The Neue Nationalgalerie in Berlin on Friday opened a new exhibition featuring some of the most important work of German artist Jörg Immendorff, one of the leading contemporary arts in the world.
The new show details the span of a creative life
They came to honor Jörg Immendorff -- 600 of his friends and admirers, including Chancellor Gerhard Schröder. But they also came to view the more than 100 works of his on display.
"He is our ambassador to the world," Schröder told reporters. The artists is reportedly the chancellor's favorite.
Others, such as German Culture Minister Christina Weiss, echoed such praise during the opening reception for a retrospective of the artist.
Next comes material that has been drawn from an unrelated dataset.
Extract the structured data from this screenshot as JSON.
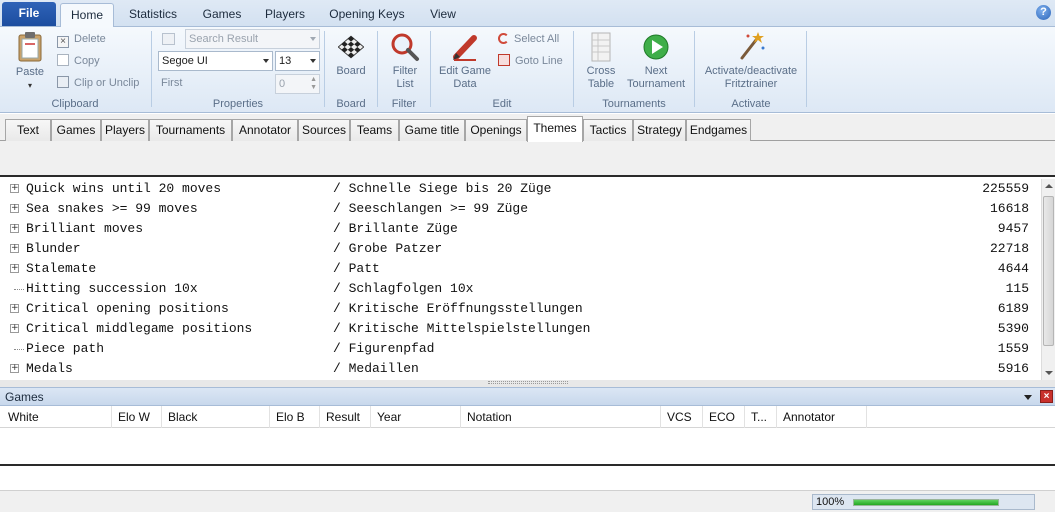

"Jörg Immendorff and his work is a piece of German history," she said.
In the upper hall, the artist has composed a spectacular scene: six red pavillions and a freestanding wall linked by red paths that ties into an earlier composition, LIDL Stadt, and features work form different phases of the artist's creative life.
"The picture has to take over the function of a potato," the banner over the artist advises
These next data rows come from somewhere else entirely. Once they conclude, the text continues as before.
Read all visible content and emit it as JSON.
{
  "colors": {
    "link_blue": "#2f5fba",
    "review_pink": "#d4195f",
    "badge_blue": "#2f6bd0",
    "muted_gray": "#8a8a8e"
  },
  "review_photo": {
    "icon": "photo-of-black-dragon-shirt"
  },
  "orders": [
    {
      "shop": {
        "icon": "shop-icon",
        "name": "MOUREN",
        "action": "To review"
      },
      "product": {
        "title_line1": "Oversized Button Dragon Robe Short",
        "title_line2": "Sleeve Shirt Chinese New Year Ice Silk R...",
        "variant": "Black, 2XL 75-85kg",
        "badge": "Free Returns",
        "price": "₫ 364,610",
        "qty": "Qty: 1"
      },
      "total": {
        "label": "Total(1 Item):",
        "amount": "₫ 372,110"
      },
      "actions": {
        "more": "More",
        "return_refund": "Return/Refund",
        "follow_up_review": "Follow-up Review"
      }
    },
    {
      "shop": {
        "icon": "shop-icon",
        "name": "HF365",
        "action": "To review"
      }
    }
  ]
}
That will include some of the LIDL works, named after an invented word for the noise of a child's rattle and later works from the Café Deutschland series, 16 paintings started in 1977 which depicts the conflict between East and West Germany.
The exhibition will feature paintings, sculture and collages and will run until Jan. 22.
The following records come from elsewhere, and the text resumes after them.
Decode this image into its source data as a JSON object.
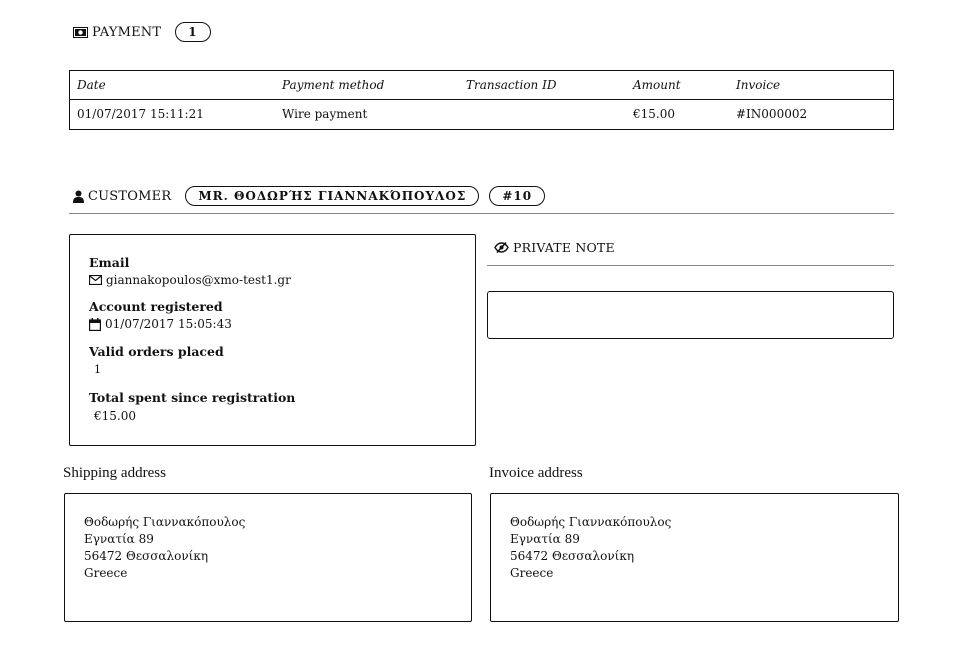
{
  "payment": {
    "title": "PAYMENT",
    "count": "1",
    "columns": [
      "Date",
      "Payment method",
      "Transaction ID",
      "Amount",
      "Invoice"
    ],
    "rows": [
      [
        "01/07/2017 15:11:21",
        "Wire payment",
        "",
        "€15.00",
        "#IN000002"
      ]
    ]
  },
  "customer": {
    "title": "CUSTOMER",
    "name": "MR. ΘΟΔΩΡΉΣ ΓΙΑΝΝΑΚΌΠΟΥΛΟΣ",
    "id": "#10",
    "email_label": "Email",
    "email": "giannakopoulos@xmo-test1.gr",
    "registered_label": "Account registered",
    "registered": "01/07/2017 15:05:43",
    "orders_label": "Valid orders placed",
    "orders": "1",
    "spent_label": "Total spent since registration",
    "spent": "€15.00"
  },
  "private_note": {
    "title": "PRIVATE NOTE",
    "value": ""
  },
  "shipping": {
    "title": "Shipping address",
    "lines": [
      "Θοδωρής Γιαννακόπουλος",
      "Εγνατία 89",
      "56472 Θεσσαλονίκη",
      "Greece"
    ]
  },
  "invoice_address": {
    "title": "Invoice address",
    "lines": [
      "Θοδωρής Γιαννακόπουλος",
      "Εγνατία 89",
      "56472 Θεσσαλονίκη",
      "Greece"
    ]
  },
  "icons": {
    "payment": "money-icon",
    "customer": "user-icon",
    "email": "envelope-icon",
    "calendar": "calendar-icon",
    "private_note": "eye-slash-icon"
  }
}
A forceful creativity
Immendorff, 60, studied at the Art Academy in Düsseldorf under Joseph Beuys before being dismissed for not fitting in with his political surrealism.
He then worked as an art teacher before becoming a professor, lecturing at institutions around Europe and later in Frankfurt and Düsseldorf.
Jörg Immendorff and his wife Oda open the show
He won various awards including the lucrative MARCO prize in 1997. And in addition to painting and sculpture, he designed stages including two for the Salzburg Festival.
In 1998, Immendorff was diagnosed with ALS (Lou Gehrig's disease). Eventually, the disease left him unable to paint with his left hand anymore -- so he switched to the right. In 2004, he funded a foundation to fund research of the disease.
A controversial life
Immendorf is no stranger to controversy. In 2000, he married a former student who is more than 30 years his junior. The two had a daughter in August 2001.
In August 2003, Jörg Immendorff was caught in a Düsseldorf hotel with seven prostitutes (and four more on their way) and some cocaine. More cocaine was found in his studio. Prosecutors determined that the amount was more than the legal threshold for personal use and decided to prosecute. After a trial last year, where he admitted to have organizing numerous previous meetings with prostitutes and using cocaine, he was sentenced to 11 months probation and fined 150,000 euros ($181,200).